To do: Below are lines of data; give the number of them that contain "JSON", and only that.

Source information:
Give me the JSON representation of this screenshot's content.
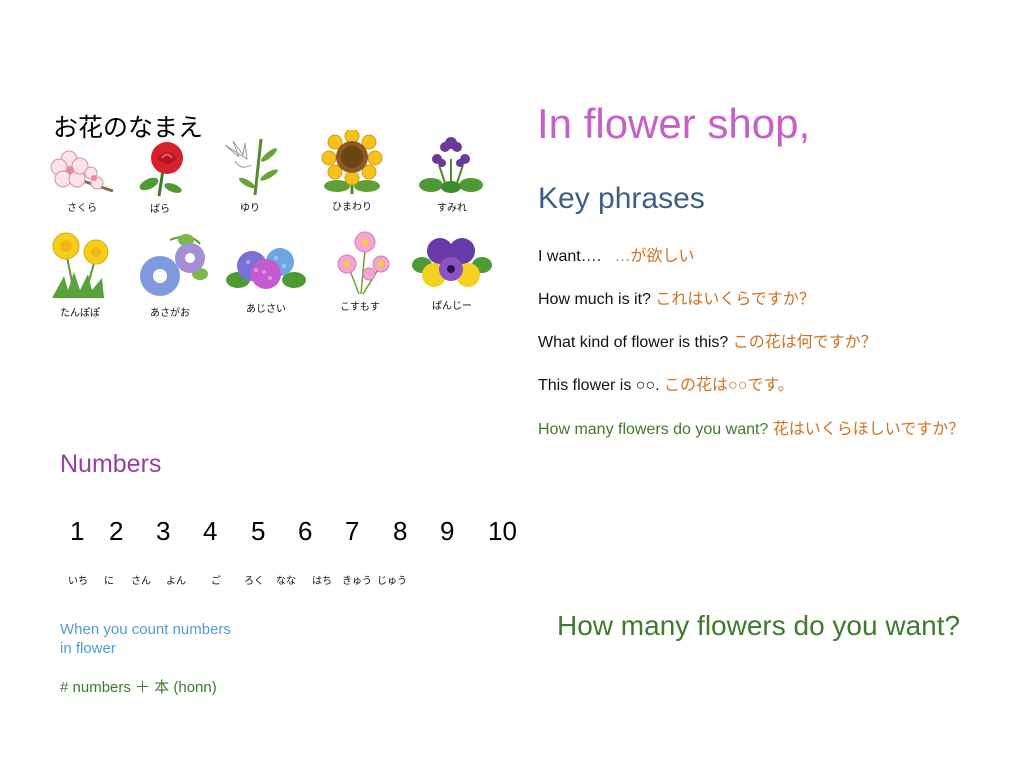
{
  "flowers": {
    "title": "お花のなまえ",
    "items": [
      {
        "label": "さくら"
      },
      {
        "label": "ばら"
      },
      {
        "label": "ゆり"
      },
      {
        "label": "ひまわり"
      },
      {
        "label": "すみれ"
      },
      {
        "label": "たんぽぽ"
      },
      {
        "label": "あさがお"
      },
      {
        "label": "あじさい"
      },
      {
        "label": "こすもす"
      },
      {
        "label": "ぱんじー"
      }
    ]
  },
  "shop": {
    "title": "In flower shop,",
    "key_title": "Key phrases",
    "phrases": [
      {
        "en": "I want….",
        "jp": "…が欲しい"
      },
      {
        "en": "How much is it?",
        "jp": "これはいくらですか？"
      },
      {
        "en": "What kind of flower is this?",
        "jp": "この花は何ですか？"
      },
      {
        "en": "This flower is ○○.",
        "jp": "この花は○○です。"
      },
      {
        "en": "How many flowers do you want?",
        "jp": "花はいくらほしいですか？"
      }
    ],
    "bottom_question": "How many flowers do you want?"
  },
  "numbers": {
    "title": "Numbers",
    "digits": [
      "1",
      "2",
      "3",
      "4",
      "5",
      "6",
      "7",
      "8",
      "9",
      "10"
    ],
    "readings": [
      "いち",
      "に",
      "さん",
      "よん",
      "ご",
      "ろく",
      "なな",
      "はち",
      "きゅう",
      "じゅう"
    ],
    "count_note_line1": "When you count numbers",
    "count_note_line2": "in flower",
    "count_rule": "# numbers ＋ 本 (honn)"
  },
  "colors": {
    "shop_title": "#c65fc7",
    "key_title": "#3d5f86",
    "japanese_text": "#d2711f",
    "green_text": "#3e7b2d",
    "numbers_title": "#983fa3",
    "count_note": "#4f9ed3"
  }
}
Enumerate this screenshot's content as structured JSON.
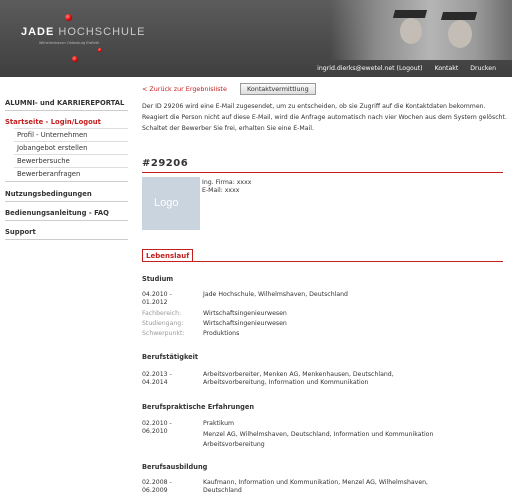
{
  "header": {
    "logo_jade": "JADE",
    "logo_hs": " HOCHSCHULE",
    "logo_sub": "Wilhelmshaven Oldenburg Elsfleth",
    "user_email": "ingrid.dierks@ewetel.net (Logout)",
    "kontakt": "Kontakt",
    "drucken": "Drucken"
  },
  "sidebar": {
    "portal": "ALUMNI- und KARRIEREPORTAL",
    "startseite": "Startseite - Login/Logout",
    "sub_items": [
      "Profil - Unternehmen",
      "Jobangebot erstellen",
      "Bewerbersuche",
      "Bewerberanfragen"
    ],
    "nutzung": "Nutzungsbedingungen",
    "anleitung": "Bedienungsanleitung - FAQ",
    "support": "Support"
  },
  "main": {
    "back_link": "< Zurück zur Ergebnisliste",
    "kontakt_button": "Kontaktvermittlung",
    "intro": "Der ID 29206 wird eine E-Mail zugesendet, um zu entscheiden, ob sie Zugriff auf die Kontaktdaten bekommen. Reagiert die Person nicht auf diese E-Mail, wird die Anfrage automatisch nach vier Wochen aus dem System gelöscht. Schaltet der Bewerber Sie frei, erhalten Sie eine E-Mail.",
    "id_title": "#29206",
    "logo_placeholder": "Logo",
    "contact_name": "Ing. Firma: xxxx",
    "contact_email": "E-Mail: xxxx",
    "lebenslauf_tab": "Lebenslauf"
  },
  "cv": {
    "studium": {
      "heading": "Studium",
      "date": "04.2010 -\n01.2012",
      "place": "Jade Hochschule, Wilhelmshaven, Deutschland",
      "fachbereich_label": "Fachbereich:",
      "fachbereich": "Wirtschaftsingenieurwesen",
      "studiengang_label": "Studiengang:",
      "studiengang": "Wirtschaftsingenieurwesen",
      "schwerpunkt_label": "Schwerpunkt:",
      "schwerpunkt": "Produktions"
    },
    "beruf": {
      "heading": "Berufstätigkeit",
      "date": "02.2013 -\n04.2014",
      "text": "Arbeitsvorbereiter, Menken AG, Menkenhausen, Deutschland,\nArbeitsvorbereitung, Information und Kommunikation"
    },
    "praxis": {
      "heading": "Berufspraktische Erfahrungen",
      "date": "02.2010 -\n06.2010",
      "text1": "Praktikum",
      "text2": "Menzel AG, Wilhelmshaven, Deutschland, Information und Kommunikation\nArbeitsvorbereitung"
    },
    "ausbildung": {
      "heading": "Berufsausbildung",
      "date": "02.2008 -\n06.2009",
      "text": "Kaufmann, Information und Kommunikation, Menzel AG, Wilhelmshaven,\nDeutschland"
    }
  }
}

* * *

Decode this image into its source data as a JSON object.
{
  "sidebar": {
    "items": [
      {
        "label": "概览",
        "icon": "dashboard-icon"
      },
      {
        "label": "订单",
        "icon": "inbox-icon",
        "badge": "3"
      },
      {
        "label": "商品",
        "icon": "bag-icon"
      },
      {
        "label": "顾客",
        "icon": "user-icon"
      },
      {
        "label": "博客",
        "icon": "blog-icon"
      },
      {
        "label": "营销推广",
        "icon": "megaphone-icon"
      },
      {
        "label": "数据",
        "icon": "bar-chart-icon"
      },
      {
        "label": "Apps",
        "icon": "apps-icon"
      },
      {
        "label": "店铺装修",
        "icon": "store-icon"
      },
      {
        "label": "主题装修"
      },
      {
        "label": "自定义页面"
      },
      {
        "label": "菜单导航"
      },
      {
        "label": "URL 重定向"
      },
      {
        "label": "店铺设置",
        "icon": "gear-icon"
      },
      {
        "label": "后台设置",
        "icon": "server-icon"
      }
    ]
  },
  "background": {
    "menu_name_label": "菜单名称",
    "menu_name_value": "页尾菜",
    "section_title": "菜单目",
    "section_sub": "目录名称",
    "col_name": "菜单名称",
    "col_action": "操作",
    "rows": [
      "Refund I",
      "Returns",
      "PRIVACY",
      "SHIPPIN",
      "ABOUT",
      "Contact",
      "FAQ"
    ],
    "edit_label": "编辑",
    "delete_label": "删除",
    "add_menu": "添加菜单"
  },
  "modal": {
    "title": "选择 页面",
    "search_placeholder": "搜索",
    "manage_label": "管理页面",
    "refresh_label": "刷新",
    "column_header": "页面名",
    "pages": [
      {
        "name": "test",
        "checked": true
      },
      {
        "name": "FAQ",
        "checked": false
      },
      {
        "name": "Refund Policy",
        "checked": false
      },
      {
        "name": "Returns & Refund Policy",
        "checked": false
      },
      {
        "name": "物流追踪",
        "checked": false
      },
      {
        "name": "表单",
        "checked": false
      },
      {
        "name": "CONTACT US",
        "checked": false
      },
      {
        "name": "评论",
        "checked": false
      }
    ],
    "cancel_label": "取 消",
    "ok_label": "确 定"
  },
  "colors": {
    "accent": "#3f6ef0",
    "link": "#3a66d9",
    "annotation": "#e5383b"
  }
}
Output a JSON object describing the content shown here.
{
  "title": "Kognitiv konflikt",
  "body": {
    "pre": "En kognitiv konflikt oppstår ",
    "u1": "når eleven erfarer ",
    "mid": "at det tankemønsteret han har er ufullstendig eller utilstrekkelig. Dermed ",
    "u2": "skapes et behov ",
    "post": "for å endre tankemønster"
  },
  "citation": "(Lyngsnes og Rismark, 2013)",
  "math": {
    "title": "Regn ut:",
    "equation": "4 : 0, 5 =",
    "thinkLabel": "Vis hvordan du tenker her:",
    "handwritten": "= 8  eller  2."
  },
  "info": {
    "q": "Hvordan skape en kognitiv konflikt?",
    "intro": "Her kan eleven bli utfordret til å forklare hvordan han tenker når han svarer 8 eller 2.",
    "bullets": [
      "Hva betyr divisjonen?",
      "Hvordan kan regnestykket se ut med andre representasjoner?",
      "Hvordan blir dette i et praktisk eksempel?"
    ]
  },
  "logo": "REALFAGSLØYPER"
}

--

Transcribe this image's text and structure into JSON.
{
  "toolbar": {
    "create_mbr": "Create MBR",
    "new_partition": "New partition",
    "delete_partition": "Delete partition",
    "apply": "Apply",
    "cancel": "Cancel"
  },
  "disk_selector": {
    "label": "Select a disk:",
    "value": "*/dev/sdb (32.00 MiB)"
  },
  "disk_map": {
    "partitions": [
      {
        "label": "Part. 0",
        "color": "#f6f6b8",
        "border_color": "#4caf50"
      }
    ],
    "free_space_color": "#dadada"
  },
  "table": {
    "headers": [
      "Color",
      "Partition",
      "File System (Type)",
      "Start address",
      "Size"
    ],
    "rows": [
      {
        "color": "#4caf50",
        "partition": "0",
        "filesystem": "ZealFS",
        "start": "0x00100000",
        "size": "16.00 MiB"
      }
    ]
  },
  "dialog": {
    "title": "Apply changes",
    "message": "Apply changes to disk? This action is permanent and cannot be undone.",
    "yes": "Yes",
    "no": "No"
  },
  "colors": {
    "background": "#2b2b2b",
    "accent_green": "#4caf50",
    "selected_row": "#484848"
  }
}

Answer to the problem: 5